Every entry that follows should be reproduced exactly.
____ DATA PROVIDED
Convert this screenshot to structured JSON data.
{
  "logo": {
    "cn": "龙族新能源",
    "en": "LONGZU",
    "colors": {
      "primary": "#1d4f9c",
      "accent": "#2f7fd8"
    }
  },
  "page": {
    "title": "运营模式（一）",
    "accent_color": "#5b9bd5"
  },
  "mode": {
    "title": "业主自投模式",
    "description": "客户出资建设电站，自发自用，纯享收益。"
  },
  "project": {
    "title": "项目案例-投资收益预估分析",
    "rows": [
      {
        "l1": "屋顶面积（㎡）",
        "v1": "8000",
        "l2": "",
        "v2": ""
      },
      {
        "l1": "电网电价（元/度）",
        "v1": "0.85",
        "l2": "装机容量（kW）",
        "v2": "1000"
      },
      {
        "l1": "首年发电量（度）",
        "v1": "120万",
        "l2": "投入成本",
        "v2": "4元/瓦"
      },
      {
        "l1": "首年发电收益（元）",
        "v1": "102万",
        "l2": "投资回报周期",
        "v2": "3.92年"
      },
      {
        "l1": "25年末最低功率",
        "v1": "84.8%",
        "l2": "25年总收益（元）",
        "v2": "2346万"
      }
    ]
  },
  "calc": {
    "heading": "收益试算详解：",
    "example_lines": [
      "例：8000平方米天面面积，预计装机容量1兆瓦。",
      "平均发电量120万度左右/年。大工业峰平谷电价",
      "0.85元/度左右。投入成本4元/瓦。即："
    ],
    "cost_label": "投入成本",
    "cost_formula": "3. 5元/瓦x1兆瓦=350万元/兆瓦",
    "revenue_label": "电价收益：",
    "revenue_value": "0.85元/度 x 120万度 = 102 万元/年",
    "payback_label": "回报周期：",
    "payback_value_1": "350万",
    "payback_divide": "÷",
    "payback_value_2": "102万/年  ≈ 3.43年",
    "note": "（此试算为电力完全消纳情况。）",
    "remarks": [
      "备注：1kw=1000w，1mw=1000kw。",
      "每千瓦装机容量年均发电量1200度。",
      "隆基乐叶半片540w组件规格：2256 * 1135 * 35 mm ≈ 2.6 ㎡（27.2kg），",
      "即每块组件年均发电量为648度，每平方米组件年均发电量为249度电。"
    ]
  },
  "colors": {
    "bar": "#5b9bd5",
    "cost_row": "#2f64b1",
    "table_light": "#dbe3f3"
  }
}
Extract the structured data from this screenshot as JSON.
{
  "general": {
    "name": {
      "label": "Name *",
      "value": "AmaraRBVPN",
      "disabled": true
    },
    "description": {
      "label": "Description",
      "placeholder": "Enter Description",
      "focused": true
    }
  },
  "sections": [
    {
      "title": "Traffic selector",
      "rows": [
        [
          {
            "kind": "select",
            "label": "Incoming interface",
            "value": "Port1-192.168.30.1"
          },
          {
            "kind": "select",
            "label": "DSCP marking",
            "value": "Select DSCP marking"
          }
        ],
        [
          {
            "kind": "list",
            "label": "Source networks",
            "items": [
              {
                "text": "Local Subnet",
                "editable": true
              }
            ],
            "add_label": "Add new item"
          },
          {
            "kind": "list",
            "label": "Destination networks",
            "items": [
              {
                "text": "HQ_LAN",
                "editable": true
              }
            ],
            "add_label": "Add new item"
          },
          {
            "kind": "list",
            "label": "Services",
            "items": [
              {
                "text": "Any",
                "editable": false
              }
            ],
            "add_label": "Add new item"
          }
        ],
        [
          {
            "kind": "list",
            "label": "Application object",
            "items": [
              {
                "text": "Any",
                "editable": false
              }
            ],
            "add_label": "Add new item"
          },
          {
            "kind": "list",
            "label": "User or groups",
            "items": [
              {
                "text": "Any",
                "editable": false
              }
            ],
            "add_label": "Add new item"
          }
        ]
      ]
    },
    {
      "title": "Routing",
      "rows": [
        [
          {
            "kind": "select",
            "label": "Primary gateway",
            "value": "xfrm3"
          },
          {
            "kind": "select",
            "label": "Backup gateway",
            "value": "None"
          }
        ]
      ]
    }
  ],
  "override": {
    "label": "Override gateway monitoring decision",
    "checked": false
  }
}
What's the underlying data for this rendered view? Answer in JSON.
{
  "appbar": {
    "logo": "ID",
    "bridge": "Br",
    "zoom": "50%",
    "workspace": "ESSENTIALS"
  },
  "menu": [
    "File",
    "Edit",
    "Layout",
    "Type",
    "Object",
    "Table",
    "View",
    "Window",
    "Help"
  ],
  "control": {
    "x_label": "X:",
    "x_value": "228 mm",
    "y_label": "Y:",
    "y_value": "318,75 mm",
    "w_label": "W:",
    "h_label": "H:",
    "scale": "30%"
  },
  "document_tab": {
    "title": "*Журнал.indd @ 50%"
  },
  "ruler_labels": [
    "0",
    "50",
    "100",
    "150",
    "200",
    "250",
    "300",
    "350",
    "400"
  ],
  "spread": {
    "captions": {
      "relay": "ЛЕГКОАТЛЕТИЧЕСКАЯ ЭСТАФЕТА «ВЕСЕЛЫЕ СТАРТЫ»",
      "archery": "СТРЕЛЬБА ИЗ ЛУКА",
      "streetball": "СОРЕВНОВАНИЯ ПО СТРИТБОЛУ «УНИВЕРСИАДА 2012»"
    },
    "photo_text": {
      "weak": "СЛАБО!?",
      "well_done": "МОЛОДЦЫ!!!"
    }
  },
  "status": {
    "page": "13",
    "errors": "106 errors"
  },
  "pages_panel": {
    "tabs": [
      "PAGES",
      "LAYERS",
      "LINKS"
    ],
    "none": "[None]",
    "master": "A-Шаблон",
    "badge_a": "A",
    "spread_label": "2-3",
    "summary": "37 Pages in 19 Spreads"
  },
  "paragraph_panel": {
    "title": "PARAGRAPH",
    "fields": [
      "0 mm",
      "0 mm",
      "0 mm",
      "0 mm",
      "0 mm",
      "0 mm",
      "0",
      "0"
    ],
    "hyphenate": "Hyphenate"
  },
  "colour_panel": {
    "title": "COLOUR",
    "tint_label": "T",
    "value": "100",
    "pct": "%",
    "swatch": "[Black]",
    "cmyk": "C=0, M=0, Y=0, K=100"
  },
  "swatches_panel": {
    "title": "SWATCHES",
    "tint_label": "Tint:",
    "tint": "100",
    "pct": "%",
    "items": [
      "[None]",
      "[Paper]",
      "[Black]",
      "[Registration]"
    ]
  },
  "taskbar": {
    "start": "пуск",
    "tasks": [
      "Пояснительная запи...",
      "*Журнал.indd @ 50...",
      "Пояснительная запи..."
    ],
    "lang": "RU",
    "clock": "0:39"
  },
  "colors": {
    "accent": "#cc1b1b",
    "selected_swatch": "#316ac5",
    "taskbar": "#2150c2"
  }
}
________
(ANSWER AREA):
Convert this screenshot to structured JSON data.
{
  "logo": {
    "cn": "龙族新能源",
    "en": "LONGZU",
    "colors": {
      "primary": "#1d4f9c",
      "accent": "#2f7fd8"
    }
  },
  "page": {
    "title": "运营模式（一）",
    "accent_color": "#5b9bd5"
  },
  "mode": {
    "title": "业主自投模式",
    "description": "客户出资建设电站，自发自用，纯享收益。"
  },
  "project": {
    "title": "项目案例-投资收益预估分析",
    "rows": [
      {
        "l1": "屋顶面积（㎡）",
        "v1": "8000",
        "l2": "",
        "v2": ""
      },
      {
        "l1": "电网电价（元/度）",
        "v1": "0.85",
        "l2": "装机容量（kW）",
        "v2": "1000"
      },
      {
        "l1": "首年发电量（度）",
        "v1": "120万",
        "l2": "投入成本",
        "v2": "4元/瓦"
      },
      {
        "l1": "首年发电收益（元）",
        "v1": "102万",
        "l2": "投资回报周期",
        "v2": "3.92年"
      },
      {
        "l1": "25年末最低功率",
        "v1": "84.8%",
        "l2": "25年总收益（元）",
        "v2": "2346万"
      }
    ]
  },
  "calc": {
    "heading": "收益试算详解：",
    "example_lines": [
      "例：8000平方米天面面积，预计装机容量1兆瓦。",
      "平均发电量120万度左右/年。大工业峰平谷电价",
      "0.85元/度左右。投入成本4元/瓦。即："
    ],
    "cost_label": "投入成本",
    "cost_formula": "3. 5元/瓦x1兆瓦=350万元/兆瓦",
    "revenue_label": "电价收益：",
    "revenue_value": "0.85元/度 x 120万度 = 102 万元/年",
    "payback_label": "回报周期：",
    "payback_value_1": "350万",
    "payback_divide": "÷",
    "payback_value_2": "102万/年  ≈ 3.43年",
    "note": "（此试算为电力完全消纳情况。）",
    "remarks": [
      "备注：1kw=1000w，1mw=1000kw。",
      "每千瓦装机容量年均发电量1200度。",
      "隆基乐叶半片540w组件规格：2256 * 1135 * 35 mm ≈ 2.6 ㎡（27.2kg），",
      "即每块组件年均发电量为648度，每平方米组件年均发电量为249度电。"
    ]
  },
  "colors": {
    "bar": "#5b9bd5",
    "cost_row": "#2f64b1",
    "table_light": "#dbe3f3"
  }
}
Extract the structured data from this screenshot as JSON.
{
  "general": {
    "name": {
      "label": "Name *",
      "value": "AmaraRBVPN",
      "disabled": true
    },
    "description": {
      "label": "Description",
      "placeholder": "Enter Description",
      "focused": true
    }
  },
  "sections": [
    {
      "title": "Traffic selector",
      "rows": [
        [
          {
            "kind": "select",
            "label": "Incoming interface",
            "value": "Port1-192.168.30.1"
          },
          {
            "kind": "select",
            "label": "DSCP marking",
            "value": "Select DSCP marking"
          }
        ],
        [
          {
            "kind": "list",
            "label": "Source networks",
            "items": [
              {
                "text": "Local Subnet",
                "editable": true
              }
            ],
            "add_label": "Add new item"
          },
          {
            "kind": "list",
            "label": "Destination networks",
            "items": [
              {
                "text": "HQ_LAN",
                "editable": true
              }
            ],
            "add_label": "Add new item"
          },
          {
            "kind": "list",
            "label": "Services",
            "items": [
              {
                "text": "Any",
                "editable": false
              }
            ],
            "add_label": "Add new item"
          }
        ],
        [
          {
            "kind": "list",
            "label": "Application object",
            "items": [
              {
                "text": "Any",
                "editable": false
              }
            ],
            "add_label": "Add new item"
          },
          {
            "kind": "list",
            "label": "User or groups",
            "items": [
              {
                "text": "Any",
                "editable": false
              }
            ],
            "add_label": "Add new item"
          }
        ]
      ]
    },
    {
      "title": "Routing",
      "rows": [
        [
          {
            "kind": "select",
            "label": "Primary gateway",
            "value": "xfrm3"
          },
          {
            "kind": "select",
            "label": "Backup gateway",
            "value": "None"
          }
        ]
      ]
    }
  ],
  "override": {
    "label": "Override gateway monitoring decision",
    "checked": false
  }
}
What's the underlying data for this rendered view? Answer in JSON.
{
  "appbar": {
    "logo": "ID",
    "bridge": "Br",
    "zoom": "50%",
    "workspace": "ESSENTIALS"
  },
  "menu": [
    "File",
    "Edit",
    "Layout",
    "Type",
    "Object",
    "Table",
    "View",
    "Window",
    "Help"
  ],
  "control": {
    "x_label": "X:",
    "x_value": "228 mm",
    "y_label": "Y:",
    "y_value": "318,75 mm",
    "w_label": "W:",
    "h_label": "H:",
    "scale": "30%"
  },
  "document_tab": {
    "title": "*Журнал.indd @ 50%"
  },
  "ruler_labels": [
    "0",
    "50",
    "100",
    "150",
    "200",
    "250",
    "300",
    "350",
    "400"
  ],
  "spread": {
    "captions": {
      "relay": "ЛЕГКОАТЛЕТИЧЕСКАЯ ЭСТАФЕТА «ВЕСЕЛЫЕ СТАРТЫ»",
      "archery": "СТРЕЛЬБА ИЗ ЛУКА",
      "streetball": "СОРЕВНОВАНИЯ ПО СТРИТБОЛУ «УНИВЕРСИАДА 2012»"
    },
    "photo_text": {
      "weak": "СЛАБО!?",
      "well_done": "МОЛОДЦЫ!!!"
    }
  },
  "status": {
    "page": "13",
    "errors": "106 errors"
  },
  "pages_panel": {
    "tabs": [
      "PAGES",
      "LAYERS",
      "LINKS"
    ],
    "none": "[None]",
    "master": "A-Шаблон",
    "badge_a": "A",
    "spread_label": "2-3",
    "summary": "37 Pages in 19 Spreads"
  },
  "paragraph_panel": {
    "title": "PARAGRAPH",
    "fields": [
      "0 mm",
      "0 mm",
      "0 mm",
      "0 mm",
      "0 mm",
      "0 mm",
      "0",
      "0"
    ],
    "hyphenate": "Hyphenate"
  },
  "colour_panel": {
    "title": "COLOUR",
    "tint_label": "T",
    "value": "100",
    "pct": "%",
    "swatch": "[Black]",
    "cmyk": "C=0, M=0, Y=0, K=100"
  },
  "swatches_panel": {
    "title": "SWATCHES",
    "tint_label": "Tint:",
    "tint": "100",
    "pct": "%",
    "items": [
      "[None]",
      "[Paper]",
      "[Black]",
      "[Registration]"
    ]
  },
  "taskbar": {
    "start": "пуск",
    "tasks": [
      "Пояснительная запи...",
      "*Журнал.indd @ 50...",
      "Пояснительная запи..."
    ],
    "lang": "RU",
    "clock": "0:39"
  },
  "colors": {
    "accent": "#cc1b1b",
    "selected_swatch": "#316ac5",
    "taskbar": "#2150c2"
  }
}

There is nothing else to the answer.